* _Task prompt_
Please copy the data shown below, word for word.

*** Data records

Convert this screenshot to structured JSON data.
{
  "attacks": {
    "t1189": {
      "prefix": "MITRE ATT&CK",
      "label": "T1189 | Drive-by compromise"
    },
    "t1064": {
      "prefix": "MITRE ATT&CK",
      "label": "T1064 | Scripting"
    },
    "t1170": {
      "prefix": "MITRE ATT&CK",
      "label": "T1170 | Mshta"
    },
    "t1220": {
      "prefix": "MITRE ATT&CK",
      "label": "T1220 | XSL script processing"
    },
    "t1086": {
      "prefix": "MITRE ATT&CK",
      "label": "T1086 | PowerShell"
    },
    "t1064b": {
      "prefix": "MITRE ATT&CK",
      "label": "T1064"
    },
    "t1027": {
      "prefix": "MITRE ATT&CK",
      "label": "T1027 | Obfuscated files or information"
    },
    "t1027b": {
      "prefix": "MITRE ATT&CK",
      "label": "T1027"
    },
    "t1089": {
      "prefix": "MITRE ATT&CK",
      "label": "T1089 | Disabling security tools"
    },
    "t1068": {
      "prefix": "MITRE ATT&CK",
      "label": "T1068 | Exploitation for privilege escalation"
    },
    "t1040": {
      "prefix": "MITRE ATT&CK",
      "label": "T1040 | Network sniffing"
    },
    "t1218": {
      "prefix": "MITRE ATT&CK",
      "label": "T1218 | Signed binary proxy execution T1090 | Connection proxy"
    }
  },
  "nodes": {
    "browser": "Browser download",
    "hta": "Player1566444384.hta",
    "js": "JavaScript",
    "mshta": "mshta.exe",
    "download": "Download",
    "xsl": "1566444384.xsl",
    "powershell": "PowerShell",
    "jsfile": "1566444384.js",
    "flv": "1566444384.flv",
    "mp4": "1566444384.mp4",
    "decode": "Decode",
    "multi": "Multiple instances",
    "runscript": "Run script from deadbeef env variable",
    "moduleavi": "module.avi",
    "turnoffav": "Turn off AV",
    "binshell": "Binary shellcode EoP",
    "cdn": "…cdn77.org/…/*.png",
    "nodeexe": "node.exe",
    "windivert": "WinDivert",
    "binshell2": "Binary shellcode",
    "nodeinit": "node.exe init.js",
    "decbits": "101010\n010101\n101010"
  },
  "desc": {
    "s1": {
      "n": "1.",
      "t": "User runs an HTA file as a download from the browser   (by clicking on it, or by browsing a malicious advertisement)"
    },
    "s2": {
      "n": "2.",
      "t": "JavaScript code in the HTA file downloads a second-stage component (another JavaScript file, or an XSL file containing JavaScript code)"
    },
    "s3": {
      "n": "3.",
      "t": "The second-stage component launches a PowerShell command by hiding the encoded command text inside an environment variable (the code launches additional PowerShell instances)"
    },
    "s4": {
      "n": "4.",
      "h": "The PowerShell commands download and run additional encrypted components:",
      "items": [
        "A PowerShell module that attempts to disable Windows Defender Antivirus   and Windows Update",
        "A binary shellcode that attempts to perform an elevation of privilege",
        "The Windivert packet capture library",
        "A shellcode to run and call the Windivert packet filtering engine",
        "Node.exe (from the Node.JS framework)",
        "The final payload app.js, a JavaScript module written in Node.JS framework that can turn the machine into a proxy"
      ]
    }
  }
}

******

* _Task solution_
Convert this screenshot to structured JSON data.
{
  "attacks": {
    "t1189": {
      "prefix": "MITRE ATT&CK",
      "label": "T1189 | Drive-by compromise"
    },
    "t1064": {
      "prefix": "MITRE ATT&CK",
      "label": "T1064 | Scripting"
    },
    "t1170": {
      "prefix": "MITRE ATT&CK",
      "label": "T1170 | Mshta"
    },
    "t1220": {
      "prefix": "MITRE ATT&CK",
      "label": "T1220 | XSL script processing"
    },
    "t1086": {
      "prefix": "MITRE ATT&CK",
      "label": "T1086 | PowerShell"
    },
    "t1064b": {
      "prefix": "MITRE ATT&CK",
      "label": "T1064"
    },
    "t1027": {
      "prefix": "MITRE ATT&CK",
      "label": "T1027 | Obfuscated files or information"
    },
    "t1027b": {
      "prefix": "MITRE ATT&CK",
      "label": "T1027"
    },
    "t1089": {
      "prefix": "MITRE ATT&CK",
      "label": "T1089 | Disabling security tools"
    },
    "t1068": {
      "prefix": "MITRE ATT&CK",
      "label": "T1068 | Exploitation for privilege escalation"
    },
    "t1040": {
      "prefix": "MITRE ATT&CK",
      "label": "T1040 | Network sniffing"
    },
    "t1218": {
      "prefix": "MITRE ATT&CK",
      "label": "T1218 | Signed binary proxy execution T1090 | Connection proxy"
    }
  },
  "nodes": {
    "browser": "Browser download",
    "hta": "Player1566444384.hta",
    "js": "JavaScript",
    "mshta": "mshta.exe",
    "download": "Download",
    "xsl": "1566444384.xsl",
    "powershell": "PowerShell",
    "jsfile": "1566444384.js",
    "flv": "1566444384.flv",
    "mp4": "1566444384.mp4",
    "decode": "Decode",
    "multi": "Multiple instances",
    "runscript": "Run script from deadbeef env variable",
    "moduleavi": "module.avi",
    "turnoffav": "Turn off AV",
    "binshell": "Binary shellcode EoP",
    "cdn": "…cdn77.org/…/*.png",
    "nodeexe": "node.exe",
    "windivert": "WinDivert",
    "binshell2": "Binary shellcode",
    "nodeinit": "node.exe init.js",
    "decbits": "101010\n010101\n101010"
  },
  "desc": {
    "s1": {
      "n": "1.",
      "t": "User runs an HTA file as a download from the browser   (by clicking on it, or by browsing a malicious advertisement)"
    },
    "s2": {
      "n": "2.",
      "t": "JavaScript code in the HTA file downloads a second-stage component (another JavaScript file, or an XSL file containing JavaScript code)"
    },
    "s3": {
      "n": "3.",
      "t": "The second-stage component launches a PowerShell command by hiding the encoded command text inside an environment variable (the code launches additional PowerShell instances)"
    },
    "s4": {
      "n": "4.",
      "h": "The PowerShell commands download and run additional encrypted components:",
      "items": [
        "A PowerShell module that attempts to disable Windows Defender Antivirus   and Windows Update",
        "A binary shellcode that attempts to perform an elevation of privilege",
        "The Windivert packet capture library",
        "A shellcode to run and call the Windivert packet filtering engine",
        "Node.exe (from the Node.JS framework)",
        "The final payload app.js, a JavaScript module written in Node.JS framework that can turn the machine into a proxy"
      ]
    }
  }
}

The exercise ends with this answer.